- **TASK INSTRUCTIONS**: What lines in the records include the string "Emboss"? Return each one.

(Interface dataset entries)
□ □ □ □

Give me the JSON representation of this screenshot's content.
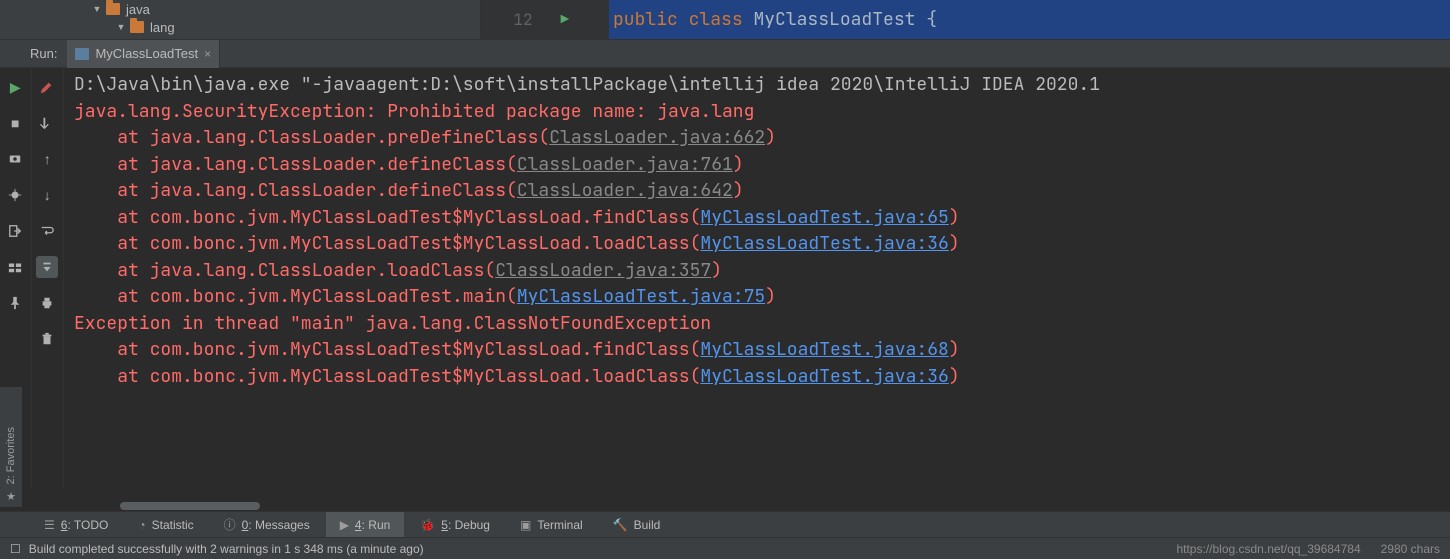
{
  "project_tree": {
    "row1": {
      "indent": 92,
      "name": "java"
    },
    "row2": {
      "indent": 116,
      "name": "lang"
    }
  },
  "editor": {
    "line_no": "12",
    "kw1": "public",
    "kw2": "class",
    "classname": "MyClassLoadTest",
    "brace": "{"
  },
  "run_panel": {
    "label": "Run:",
    "tab_title": "MyClassLoadTest"
  },
  "console": {
    "cmd": "D:\\Java\\bin\\java.exe \"-javaagent:D:\\soft\\installPackage\\intellij idea 2020\\IntelliJ IDEA 2020.1",
    "l1": "java.lang.SecurityException: Prohibited package name: java.lang",
    "at_prefix": "    at ",
    "l2a": "java.lang.ClassLoader.preDefineClass(",
    "l2b": "ClassLoader.java:662",
    "l3a": "java.lang.ClassLoader.defineClass(",
    "l3b": "ClassLoader.java:761",
    "l4a": "java.lang.ClassLoader.defineClass(",
    "l4b": "ClassLoader.java:642",
    "l5a": "com.bonc.jvm.MyClassLoadTest$MyClassLoad.findClass(",
    "l5b": "MyClassLoadTest.java:65",
    "l6a": "com.bonc.jvm.MyClassLoadTest$MyClassLoad.loadClass(",
    "l6b": "MyClassLoadTest.java:36",
    "l7a": "java.lang.ClassLoader.loadClass(",
    "l7b": "ClassLoader.java:357",
    "l8a": "com.bonc.jvm.MyClassLoadTest.main(",
    "l8b": "MyClassLoadTest.java:75",
    "l9": "Exception in thread \"main\" java.lang.ClassNotFoundException",
    "l10a": "com.bonc.jvm.MyClassLoadTest$MyClassLoad.findClass(",
    "l10b": "MyClassLoadTest.java:68",
    "l11a": "com.bonc.jvm.MyClassLoadTest$MyClassLoad.loadClass(",
    "l11b": "MyClassLoadTest.java:36",
    "close_paren": ")"
  },
  "side": {
    "favorites": "2: Favorites"
  },
  "bottom_tabs": {
    "todo": "6: TODO",
    "statistic": "Statistic",
    "messages": "0: Messages",
    "run": "4: Run",
    "debug": "5: Debug",
    "terminal": "Terminal",
    "build": "Build"
  },
  "status": {
    "msg": "Build completed successfully with 2 warnings in 1 s 348 ms (a minute ago)",
    "url": "https://blog.csdn.net/qq_39684784",
    "chars": "2980 chars"
  }
}
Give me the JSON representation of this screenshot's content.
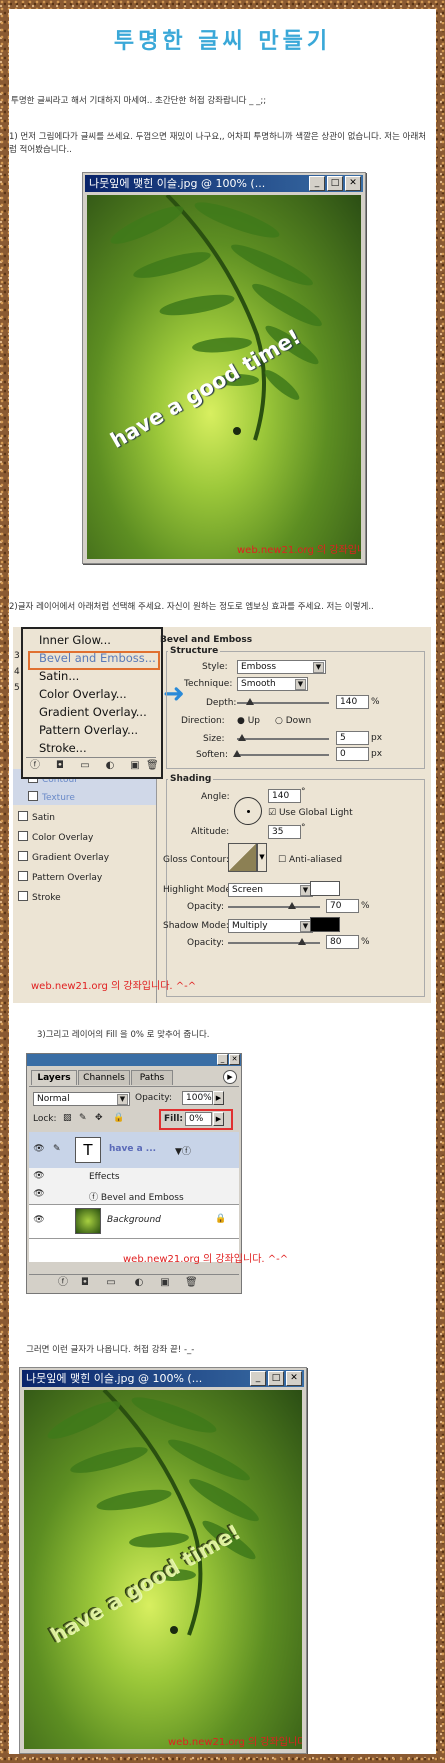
{
  "title": "투명한 글씨 만들기",
  "intro": "투명한 글씨라고 해서 기대하지 마세여.. 초간단한 허접 강좌랍니다 _ _;;",
  "step1": "1) 먼저 그림에다가 글씨를 쓰세요. 두껍으면 재밌이 나구요,, 어차피 투명하니까 색깔은 상관이 없습니다. 저는 아래처럼 적어봤습니다..",
  "window1": {
    "title": "나뭇잎에 맺힌 이슬.jpg @ 100% (...",
    "photo_text": "have a good time!",
    "watermark": "web.new21.org 의 강좌입니다. ^-^"
  },
  "step2": "2)글자 레이어에서 아래처럼 선택해 주세요. 자신이 원하는 정도로 엠보싱 효과를 주세요. 저는 이렇게..",
  "style_menu": {
    "items": [
      "Inner Glow...",
      "Bevel and Emboss...",
      "Satin...",
      "Color Overlay...",
      "Gradient Overlay...",
      "Pattern Overlay...",
      "Stroke..."
    ],
    "selected": "Bevel and Emboss..."
  },
  "style_list": {
    "sub_items": [
      "Contour",
      "Texture"
    ],
    "items": [
      "Satin",
      "Color Overlay",
      "Gradient Overlay",
      "Pattern Overlay",
      "Stroke"
    ],
    "side_marks": [
      "3",
      "4",
      "5"
    ]
  },
  "bevel": {
    "heading": "Bevel and Emboss",
    "structure": "Structure",
    "style_label": "Style:",
    "style_value": "Emboss",
    "technique_label": "Technique:",
    "technique_value": "Smooth",
    "depth_label": "Depth:",
    "depth_value": "140",
    "depth_unit": "%",
    "depth_fraction": 0.14,
    "direction_label": "Direction:",
    "direction_up": "Up",
    "direction_down": "Down",
    "size_label": "Size:",
    "size_value": "5",
    "size_unit": "px",
    "size_fraction": 0.05,
    "soften_label": "Soften:",
    "soften_value": "0",
    "soften_unit": "px",
    "soften_fraction": 0.0,
    "shading": "Shading",
    "angle_label": "Angle:",
    "angle_value": "140",
    "degree": "°",
    "global_light": "Use Global Light",
    "altitude_label": "Altitude:",
    "altitude_value": "35",
    "gloss_label": "Gloss Contour:",
    "anti_aliased": "Anti-aliased",
    "highlight_label": "Highlight Mode:",
    "highlight_value": "Screen",
    "highlight_color": "#ffffff",
    "opacity_label": "Opacity:",
    "hl_opacity": "70",
    "hl_opacity_fraction": 0.7,
    "shadow_label": "Shadow Mode:",
    "shadow_value": "Multiply",
    "shadow_color": "#000000",
    "sh_opacity": "80",
    "sh_opacity_fraction": 0.8,
    "percent": "%"
  },
  "watermark2": "web.new21.org 의 강좌입니다. ^-^",
  "step3": "3)그리고 레이어의 Fill 을 0% 로 맞추어 줍니다.",
  "layers": {
    "tabs": [
      "Layers",
      "Channels",
      "Paths"
    ],
    "blend_mode": "Normal",
    "opacity_label": "Opacity:",
    "opacity_value": "100%",
    "lock_label": "Lock:",
    "fill_label": "Fill:",
    "fill_value": "0%",
    "text_layer": "have a ...",
    "effects": "Effects",
    "effect_item": "Bevel and Emboss",
    "bg_layer": "Background",
    "t_glyph": "T",
    "watermark": "web.new21.org 의 강좌입니다. ^-^"
  },
  "step4": "그러면 이런 글자가 나옵니다. 허접 강좌 끝! -_-",
  "window2": {
    "title": "나뭇잎에 맺힌 이슬.jpg @ 100% (...",
    "photo_text": "have a good time!",
    "watermark": "web.new21.org 의 강좌입니다. ^-^"
  },
  "colors": {
    "title": "#3aa8d8",
    "watermark": "#e02020",
    "menu_highlight": "#e07030",
    "arrow": "#2a8ad8"
  }
}
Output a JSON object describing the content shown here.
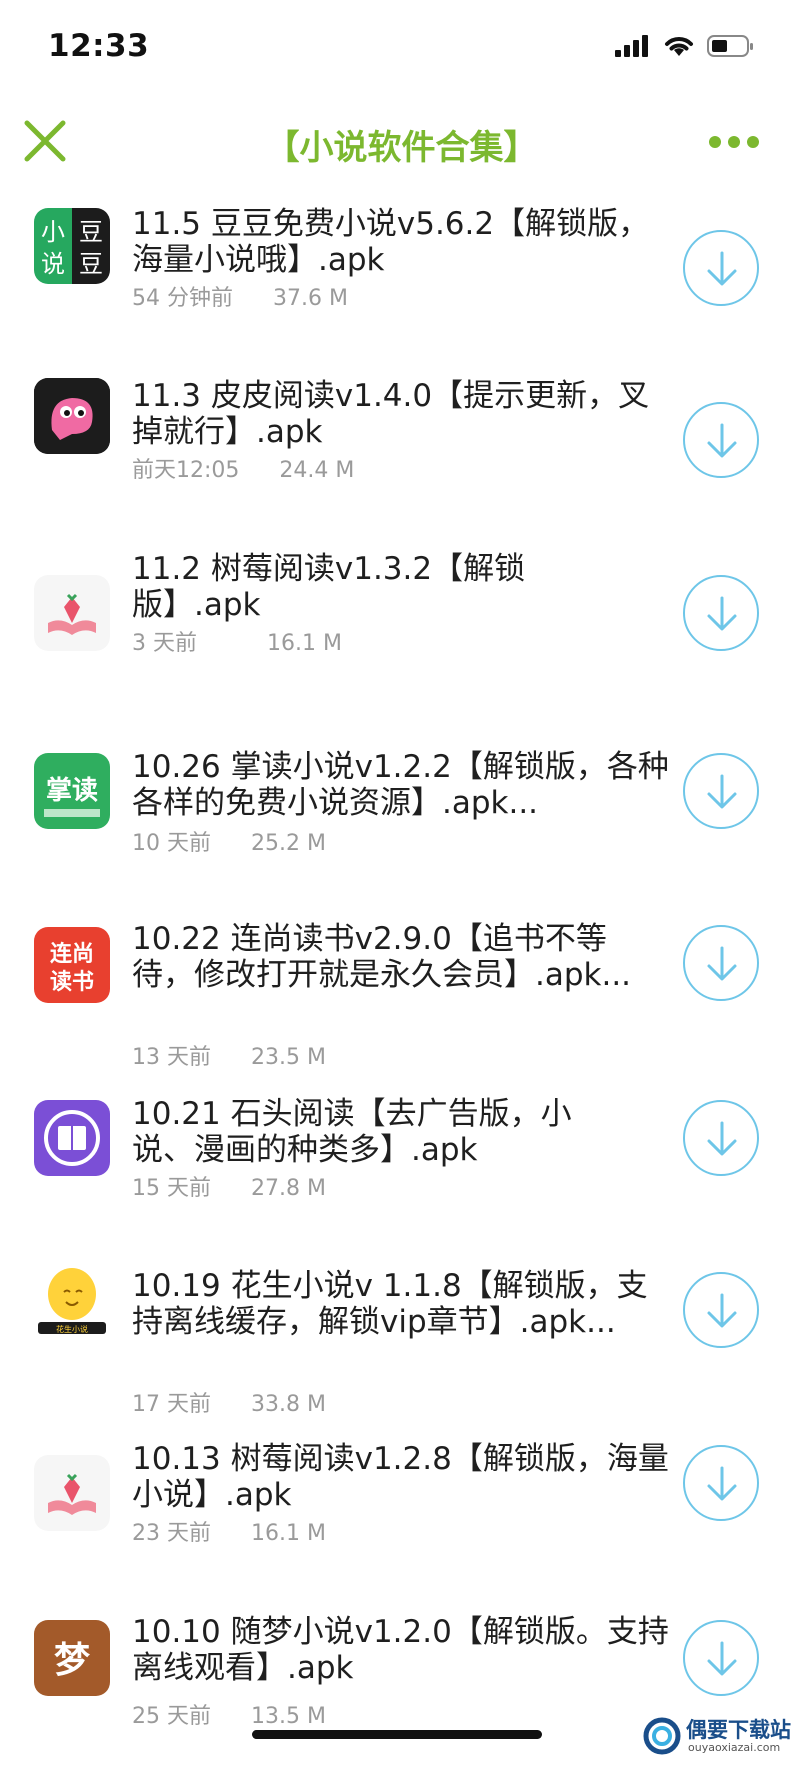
{
  "status_bar": {
    "time": "12:33"
  },
  "nav": {
    "title": "【小说软件合集】"
  },
  "files": [
    {
      "title": "11.5 豆豆免费小说v5.6.2【解锁版，海量小说哦】.apk",
      "time": "54 分钟前",
      "size": "37.6 M",
      "icon": "doudou-app-icon",
      "icon_text": [
        "小",
        "豆",
        "说",
        "豆"
      ]
    },
    {
      "title": "11.3 皮皮阅读v1.4.0【提示更新，叉掉就行】.apk",
      "time": "前天12:05",
      "size": "24.4 M",
      "icon": "pipi-app-icon"
    },
    {
      "title": "11.2 树莓阅读v1.3.2【解锁版】.apk",
      "time": "3 天前",
      "size": "16.1 M",
      "icon": "shumei-app-icon"
    },
    {
      "title": "10.26 掌读小说v1.2.2【解锁版，各种各样的免费小说资源】.apk...",
      "time": "10 天前",
      "size": "25.2 M",
      "icon": "zhangdu-app-icon",
      "icon_text": [
        "掌读"
      ]
    },
    {
      "title": "10.22 连尚读书v2.9.0【追书不等待，修改打开就是永久会员】.apk...",
      "time": "13 天前",
      "size": "23.5 M",
      "icon": "lianshang-app-icon",
      "icon_text": [
        "连尚",
        "读书"
      ]
    },
    {
      "title": "10.21 石头阅读【去广告版，小说、漫画的种类多】.apk",
      "time": "15 天前",
      "size": "27.8 M",
      "icon": "shitou-app-icon"
    },
    {
      "title": "10.19 花生小说v 1.1.8【解锁版，支持离线缓存，解锁vip章节】.apk...",
      "time": "17 天前",
      "size": "33.8 M",
      "icon": "huasheng-app-icon",
      "icon_text": [
        "花生小说"
      ]
    },
    {
      "title": "10.13 树莓阅读v1.2.8【解锁版，海量小说】.apk",
      "time": "23 天前",
      "size": "16.1 M",
      "icon": "shumei-app-icon"
    },
    {
      "title": "10.10 随梦小说v1.2.0【解锁版。支持离线观看】.apk",
      "time": "25 天前",
      "size": "13.5 M",
      "icon": "suimeng-app-icon",
      "icon_text": [
        "梦"
      ]
    }
  ],
  "watermark": {
    "name": "偶要下载站",
    "url": "ouyaoxiazai.com"
  },
  "colors": {
    "accent": "#7cb82f",
    "download_ring": "#6ec6e8",
    "meta_text": "#9a9a9a"
  }
}
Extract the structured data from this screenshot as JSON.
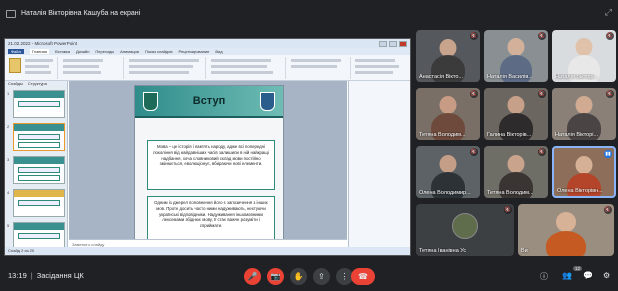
{
  "banner": {
    "presenter": "Наталія Вікторівна Кашуба на екрані"
  },
  "ppt": {
    "window_title": "21.02.2022 - Microsoft PowerPoint",
    "ribbon_tabs": [
      "Файл",
      "Главная",
      "Вставка",
      "Дизайн",
      "Переходы",
      "Анимация",
      "Показ слайдов",
      "Рецензирование",
      "Вид"
    ],
    "thumb_tabs": [
      "Слайды",
      "Структура"
    ],
    "slide": {
      "title": "Вступ",
      "box1": "Мова – це історія і пам'ять народу, адже всі попередні покоління від найдавніших часів залишили в ній найкращі надбання, хоча словниковий склад мови постійно змінюється, еволюціонує, вбираючи нові елементи.",
      "box2": "Одним із джерел поповнення його є запозичення з інших мов. Проте досить часто ними надуживають, нехтуючи українські відповідники. Надуживання іншомовними лексемами збіднює мову, її стає важче розуміти і сприймати."
    },
    "notes": "Заметки к слайду",
    "status": "Слайд 2 из 20"
  },
  "participants": [
    {
      "name": "Анастасія Вікто...",
      "mic": "off"
    },
    {
      "name": "Наталія Василів...",
      "mic": "off"
    },
    {
      "name": "Наталія Вікторі...",
      "mic": "off"
    },
    {
      "name": "Тетяна Володим...",
      "mic": "off"
    },
    {
      "name": "Галина Вікторів...",
      "mic": "off"
    },
    {
      "name": "Наталія Вікторі...",
      "mic": "off"
    },
    {
      "name": "Олена Володимир...",
      "mic": "off"
    },
    {
      "name": "Тетяна Володим...",
      "mic": "off"
    },
    {
      "name": "Олена Вікторівн...",
      "mic": "talk"
    },
    {
      "name": "Тетяна Іванівна Ус",
      "mic": "off"
    },
    {
      "name": "Ви",
      "mic": "off"
    }
  ],
  "bottombar": {
    "time": "13:19",
    "meeting": "Засідання ЦК",
    "people_count": "12"
  },
  "colors": {
    "bg": "#202124",
    "red": "#ea4335",
    "accent": "#8ab4f8",
    "slide_teal": "#2f8c8a"
  },
  "icons": [
    "mic-off-icon",
    "camera-off-icon",
    "hand-icon",
    "present-icon",
    "more-icon",
    "hangup-icon",
    "info-icon",
    "people-icon",
    "chat-icon",
    "activities-icon"
  ]
}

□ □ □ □

- **ANSWER SECTION**:
      "Bevel and Emboss...",
    "selected": "Bevel and Emboss..."
    "heading": "Bevel and Emboss",
    "style_value": "Emboss",
    "effect_item": "Bevel and Emboss",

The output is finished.